set me up for the drive to the stables – about 30 minutes out of Mansfield.
There is, at least for me, always a few nerves involved in arriving somewhere alone on another adventure. Will I be riding alone, and if not, who will I be riding with.
And so the ‘settling in period’ as I jostle around the ‘edges’ to determine where in the pecking order I fit – a little, as I discovered like the horses themselves as they get chosen for the trail.
I arrived at the stables to find I was not riding alone. Sitting comfortably and beautifully attired were a ‘couple’ – mother and daughter to be precise. Or even more precise, Wendy and Danny. My antennae and nerves on high alert I realised these were riders with a capital R, every fibre of their brand name gear confirmed that to me. Almost certainly their antennae were out as they realised this was a rider with a capital B (for beginner), as every fibre of my gear (aka Aldi & Kmart) confirmed. I have no doubt their hearts sank at the thought of a novice holding them back.

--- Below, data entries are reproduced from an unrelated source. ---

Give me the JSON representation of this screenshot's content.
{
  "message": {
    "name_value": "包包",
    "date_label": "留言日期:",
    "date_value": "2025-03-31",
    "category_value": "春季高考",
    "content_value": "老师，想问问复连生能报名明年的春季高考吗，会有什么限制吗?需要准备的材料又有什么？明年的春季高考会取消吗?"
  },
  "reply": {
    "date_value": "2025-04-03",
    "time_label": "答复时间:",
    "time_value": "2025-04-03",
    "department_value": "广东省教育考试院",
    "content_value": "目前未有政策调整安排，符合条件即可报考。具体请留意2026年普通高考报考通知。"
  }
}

But they were so gracious and at no point did they allow me to feel incompetent. So grateful.
That out of the way, the next thing is to ‘navigate’ around the horses. Which one leads, who snaps, who lingers, and let me tell you, they most certainly do have a pecking order as Danny and I discovered throughout the 2 days as our two jostled with each other.
And then there’s the saddles, apparently I was riding on a stock saddle, long stirrups, legs down, stand up when cantering, hang on the mane, lean forward so if she swings in the bush (as she did a few times) you ready to swing with her and not off her 🙂 🙂 and so it went on. Finding bones and muscles in strange parts of my body, I settled onto the new horse, in a new saddle surrounded by Victorian Alpine countryside.

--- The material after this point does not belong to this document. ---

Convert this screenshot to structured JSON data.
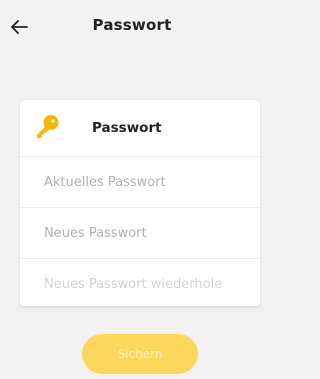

My stock horse, Rhumba made me think on many occasions that she should be called Rumble (as in the jungle – think Mohammad Ali); nipping whenever she felt like it, putting her ears well back and warning me and Danny that any closer was a no go, deciding to trot at the most random moments, for the most random reasons and for all that, lovely to canter. Danny had a busy time keeping her little one in line – and her years of riding experience came to the fore.
The ride was interesting with very steep climbs and even steeper declines – although I know that cannot Really be possible :). The ground was often very muddy and the inclines such that much of the day our eyes were down keeping a watch on our horses feet. They slipped and slid but thankfully everyone kept their balance. Well most of the time that is.
The countryside was breathtaking and we stopped for a photoshoot.
We also stopped for lunch alongside the river at an old miners hut. Which was fortunate and lovely because as we started our fire and made some hot tea, it began to rain and we were warm and snug. By the time we were ready to ride again, the rain had moved on.
We needed to cross the river a few times and it was surprisingly full and fast flowing. Four of us were across when Michael’s horse (Michael being our host) lost its footing and it and he went for a swim in very cold water. Thankfully neither was seriously hurt and we could all laugh about it once we were sure there were no major injuries. One learns early on that there are no egos in riding – mishaps can and do happen to any and everyone if you spend long enough on or around horses.
Truth be told, even in those tranquil riding moments when you can be lulled into a semi comatose state, your horse remains its own being with a will and strength quite independent of yourself! So I’m realising it pays always to be vigilant.
Rhumba jumped a creek and chose to land on my foot as opposed to the ground, (I wasn’t on her back at the time – just in case you wondering) Wendy’s horse lifted her head suddenly and cracked Wendy very hard on hers (She wasn’t on her back at the time either!), ever so grateful she was wearing her helmet; Michael’s horse had a swim and so did Michael (he Was on her back at the time!)
As you can ‘see’ a lovely day one, with many hours in the saddle. A good meal and time now for bed.